This art professor is a mint master

Jamie Franki, a UNCC professor in the Department of Art and Art History, designed a commemorative medal in honor of the William States Lee College of Engineering’s 50th anniversary.
Jamie Franki, a UNCC professor in the Department of Art and Art History, designed a commemorative medal in honor of the William States Lee College of Engineering’s 50th anniversary. UNC Charlotte

When UNC Charlotte’s William State Lee College of Engineering wanted to honor its 50th anniversary with a commemorative medal, college leaders went straight to one of the country’s leading authorities on coin and medal design.

All it required was writing a cross-campus email.

UNCC professor Jamie Franki, whose artwork likely has reached your pocket in the last 10 years in the form of a U.S. nickel, was commissioned to design the College of Engineering’s medal.

The college has held several events to recognize this milestone, but the medal represents something tangible that could last a lifetime. The medals are on sale to the public; proceeds will be used to provide scholarships to UNCC engineering students.

“As we looked around and thought about it, we thought we have a talented artist who does commemorative medals and coins,” said Ronald Smelser, College of Engineering professor and associate dean. “Why don’t we see if we can get Jamie to do a medal for us so we can offer it to our alumni and do something that will have lasting value.”

Franki, 54, has taught at UNCC for 20 years and has been a college/university professor for 30 years. A trained sculptor and magazine illustrator and publication designer, Franki has been creating designs for coins and medals since 2004.

This is the first time Franki, a tenured professor in the Department of Art and Art History, has produced anything for his home university.
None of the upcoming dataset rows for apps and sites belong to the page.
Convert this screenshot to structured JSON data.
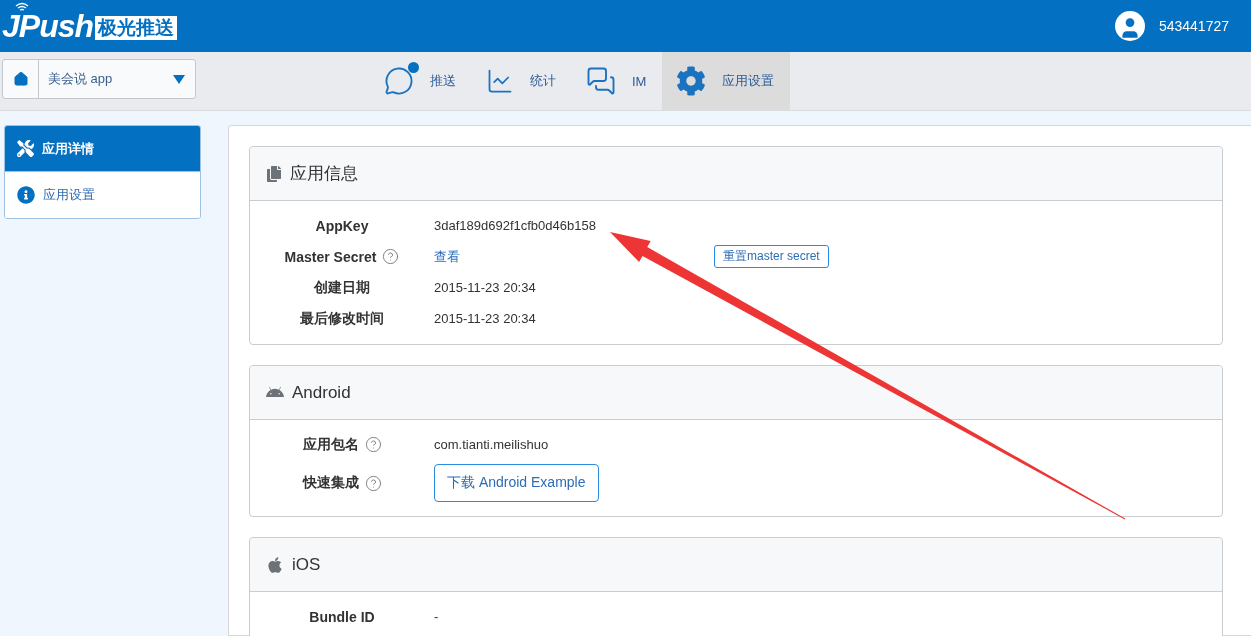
{
  "header": {
    "logo": {
      "brand": "JPush",
      "tagline": "极光推送"
    },
    "user": {
      "name": "543441727"
    }
  },
  "app_switcher": {
    "value": "美会说 app"
  },
  "nav_tabs": [
    {
      "label": "推送",
      "dot": true,
      "selected": false
    },
    {
      "label": "统计",
      "dot": false,
      "selected": false
    },
    {
      "label": "IM",
      "dot": false,
      "selected": false
    },
    {
      "label": "应用设置",
      "dot": false,
      "selected": true
    }
  ],
  "sidebar": {
    "items": [
      {
        "label": "应用详情",
        "selected": true
      },
      {
        "label": "应用设置",
        "selected": false
      }
    ]
  },
  "sections": [
    {
      "title": "应用信息",
      "rows": [
        {
          "label": "AppKey",
          "help": false,
          "kind": "text",
          "value": "3daf189d692f1cfb0d46b158"
        },
        {
          "label": "Master Secret",
          "help": true,
          "kind": "link",
          "value": "查看",
          "action": "重置master secret"
        },
        {
          "label": "创建日期",
          "help": false,
          "kind": "text",
          "value": "2015-11-23 20:34"
        },
        {
          "label": "最后修改时间",
          "help": false,
          "kind": "text",
          "value": "2015-11-23 20:34"
        }
      ]
    },
    {
      "title": "Android",
      "rows": [
        {
          "label": "应用包名",
          "help": true,
          "kind": "text",
          "value": "com.tianti.meilishuo"
        },
        {
          "label": "快速集成",
          "help": true,
          "kind": "button",
          "value": "下载 Android Example"
        }
      ]
    },
    {
      "title": "iOS",
      "rows": [
        {
          "label": "Bundle ID",
          "help": false,
          "kind": "text",
          "value": "-"
        }
      ]
    }
  ]
}
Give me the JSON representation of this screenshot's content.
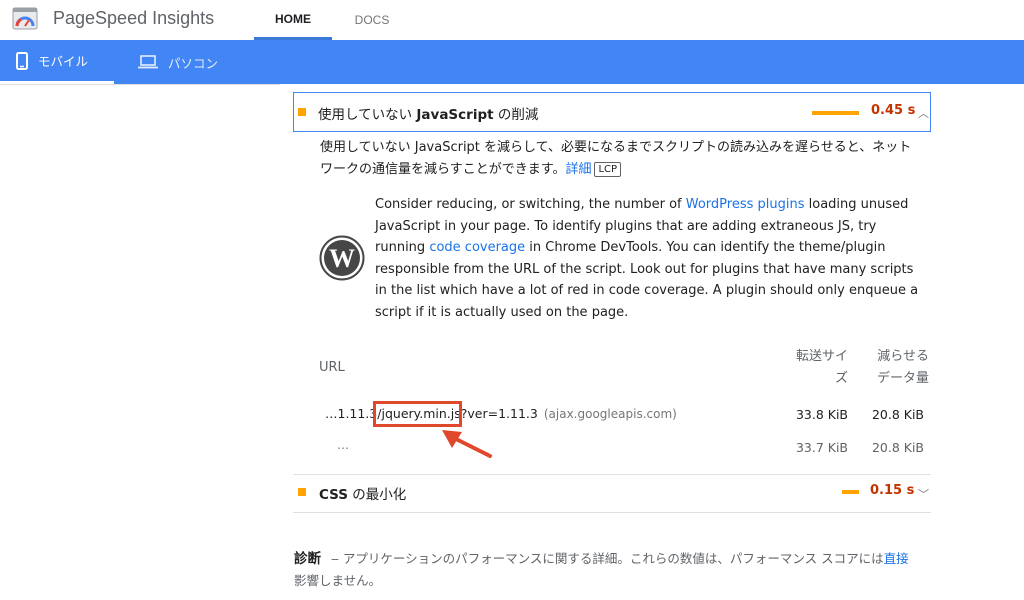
{
  "header": {
    "brand": "PageSpeed Insights",
    "nav": {
      "home": "HOME",
      "docs": "DOCS"
    }
  },
  "device_tabs": {
    "mobile": "モバイル",
    "desktop": "パソコン"
  },
  "audit_js": {
    "title_pre": "使用していない ",
    "title_bold": "JavaScript",
    "title_post": " の削減",
    "savings": "0.45 s",
    "description": "使用していない JavaScript を減らして、必要になるまでスクリプトの読み込みを遅らせると、ネットワークの通信量を減らすことができます。",
    "learn_more": "詳細",
    "lcp_badge": "LCP",
    "wp_hint": {
      "part1": "Consider reducing, or switching, the number of ",
      "link1": "WordPress plugins",
      "part2": " loading unused JavaScript in your page. To identify plugins that are adding extraneous JS, try running ",
      "link2": "code coverage",
      "part3": " in Chrome DevTools. You can identify the theme/plugin responsible from the URL of the script. Look out for plugins that have many scripts in the list which have a lot of red in code coverage. A plugin should only enqueue a script if it is actually used on the page."
    },
    "table": {
      "col_url": "URL",
      "col_transfer": [
        "転送サイ",
        "ズ"
      ],
      "col_savings": [
        "減らせる",
        "データ量"
      ],
      "row": {
        "url_prefix": "…1.11.3/",
        "url_file": "jquery.min.js",
        "url_suffix": "?ver=1.11.3",
        "host": "(ajax.googleapis.com)",
        "transfer": "33.8 KiB",
        "savings": "20.8 KiB"
      },
      "subrow": {
        "label": "…",
        "transfer": "33.7 KiB",
        "savings": "20.8 KiB"
      }
    }
  },
  "audit_css": {
    "title_bold": "CSS",
    "title_post": " の最小化",
    "savings": "0.15 s"
  },
  "diagnostics": {
    "title": "診断",
    "text": " ‒ アプリケーションのパフォーマンスに関する詳細。これらの数値は、パフォーマンス スコアには",
    "link": "直接",
    "text2": "影響しません。"
  },
  "colors": {
    "accent": "#4285f4",
    "warning": "#ffa400",
    "savings_text": "#c33300",
    "annotation": "#e0482c"
  }
}
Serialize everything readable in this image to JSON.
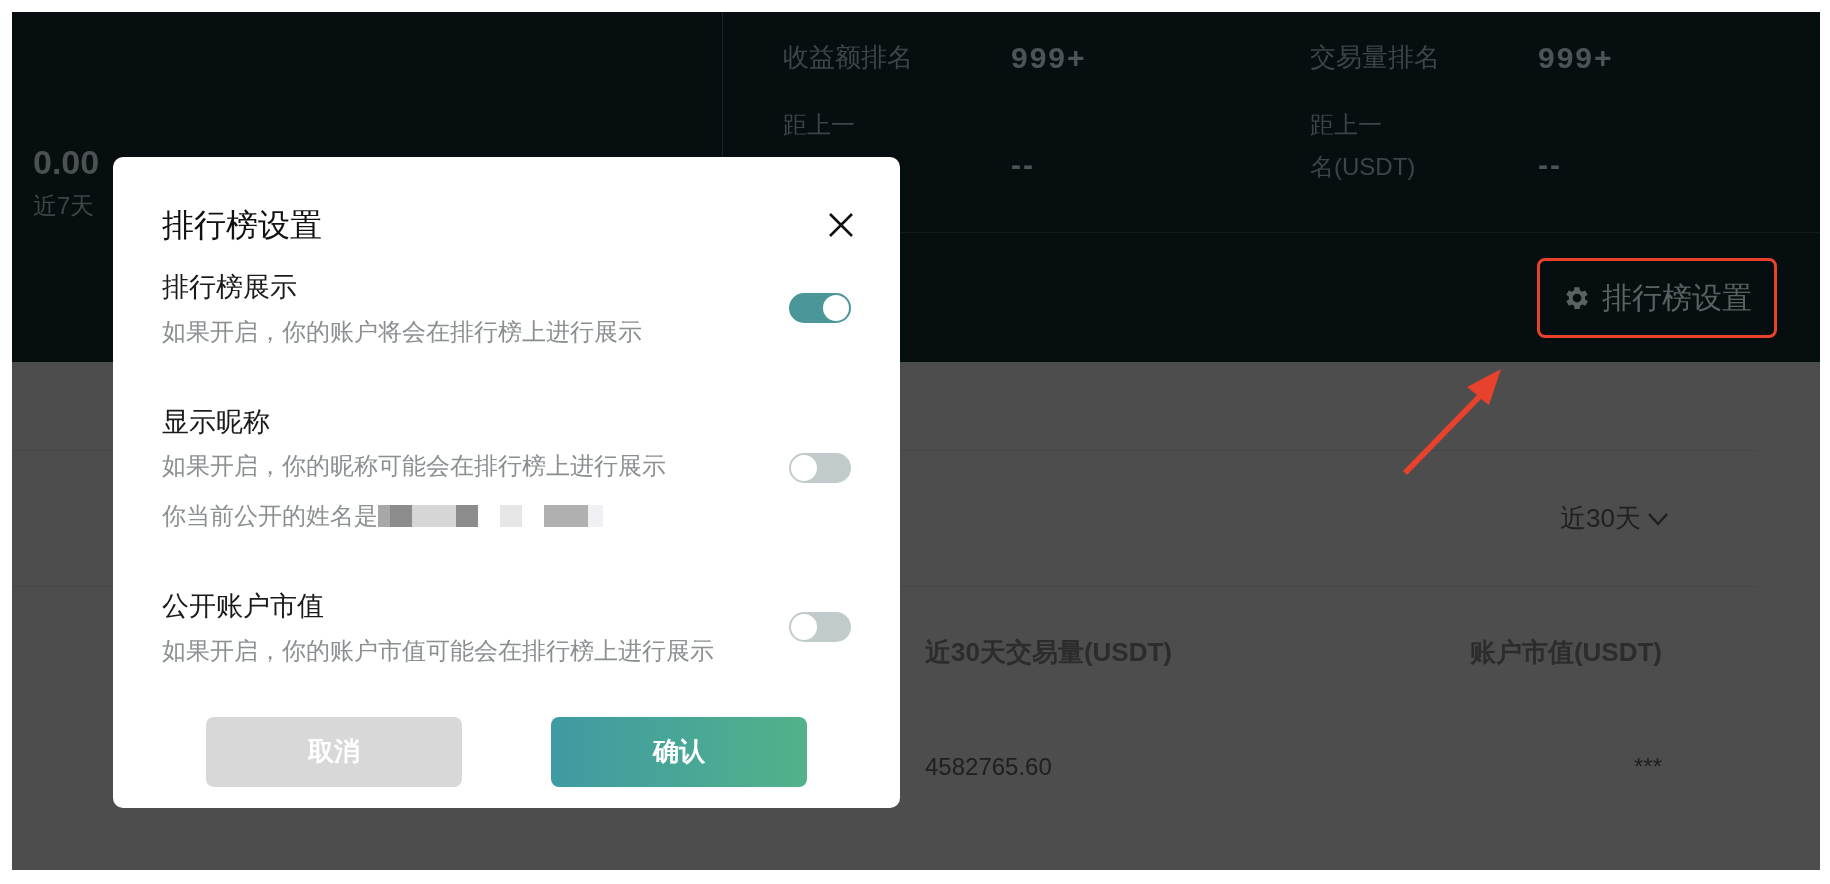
{
  "summary": {
    "value": "0.00",
    "label": "近7天"
  },
  "stats": [
    {
      "label": "收益额排名",
      "value": "999+"
    },
    {
      "label": "交易量排名",
      "value": "999+"
    },
    {
      "label_lines": [
        "距上一"
      ],
      "value": "--"
    },
    {
      "label_lines": [
        "距上一",
        "名(USDT)"
      ],
      "value": "--"
    }
  ],
  "settings_button": {
    "label": "排行榜设置"
  },
  "period_dropdown": {
    "value": "近30天"
  },
  "table": {
    "columns": [
      "近30天交易量(USDT)",
      "账户市值(USDT)"
    ],
    "rows": [
      [
        "4582765.60",
        "***"
      ]
    ]
  },
  "dialog": {
    "title": "排行榜设置",
    "settings": [
      {
        "title": "排行榜展示",
        "description": "如果开启，你的账户将会在排行榜上进行展示",
        "on": true
      },
      {
        "title": "显示昵称",
        "description": "如果开启，你的昵称可能会在排行榜上进行展示",
        "note": "你当前公开的姓名是",
        "on": false
      },
      {
        "title": "公开账户市值",
        "description": "如果开启，你的账户市值可能会在排行榜上进行展示",
        "on": false
      }
    ],
    "buttons": [
      {
        "label": "取消",
        "kind": "cancel"
      },
      {
        "label": "确认",
        "kind": "confirm"
      }
    ]
  }
}
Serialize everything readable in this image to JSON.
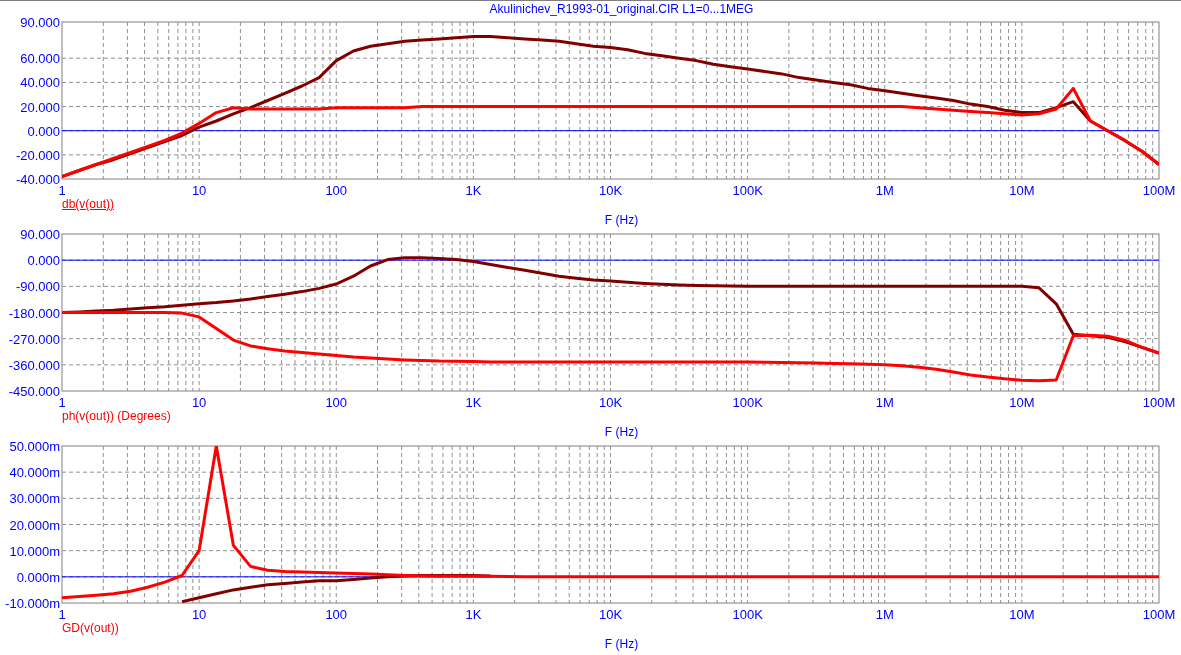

There aren’t many people like him in the country, he says.

“There are more NFL starting quarterbacks (32) than there are coin designers,” said Franki.

Before 2004, Franki jokes that the only concern he had for coins was being “an avid spender” of them. But a contest by the U.S. Mint helped flip his interest.

Franki was tabbed for the mint’s Artistic Infusion Program, in which he designed a bison nickel for the mint’s Westward Journey series. In 2006, Franki designed a nickel that included an image of Thomas Jefferson facing forward, a first for a U.S. coin.

Some of Franki’s proudest moments are when he handles one of the coins he helped design and gets to tell people about it.

“It’s like the lottery every time,” he said. “Sometimes I smile and put it in my pocket. Other times I talk with the cashier and say ‘Do you know anything about this coin? I designed it in Concord, North Carolina.’ Sometimes people don’t believe me. I occasionally get the raised eyebrow. But most people are excited about it.”

Over the last 10 years, Franki has gained a reputation for producing coins and medals for corporate and individual interests. When he was commissioned to design the engineering medal, college leaders helped him make heads and tails of the images they desired.

On the front, they chose an image of William States (“Bill”) Lee, the former Duke Energy executive for whom the College of Engineering is named. On the back, Franki was interested in symbols that represented the college.

Franki chose to craft an image of a plumb-bob as a key engineering tool and a palladian window like one you will find at the Duke Centennial Hall that houses the College of Engineering. He also carved five words that are key to the college’s mission statement: design, create, build, apply, and visualize.

After completing his design, Franki finished the project with schematic drawings, creating a clay sculpture, and constructing a plaster sculpture. He shipped it to the Metal Craft Mint in Green Bay, Wis., to produce the final product.

The mint produced two medals: a 3-inch bronze version, and a 1  1/2 -inch silver medal. One hundred of each were made.

Franki says he’s hoping to get more creative opportunities within the UNCC community.

“I’m hoping to share my skills and experience with coin and medal design with other departments at the university,” he said. “I see it as the perfect way of providing service and giving back to the university.”

Joe Habina is a freelance writer: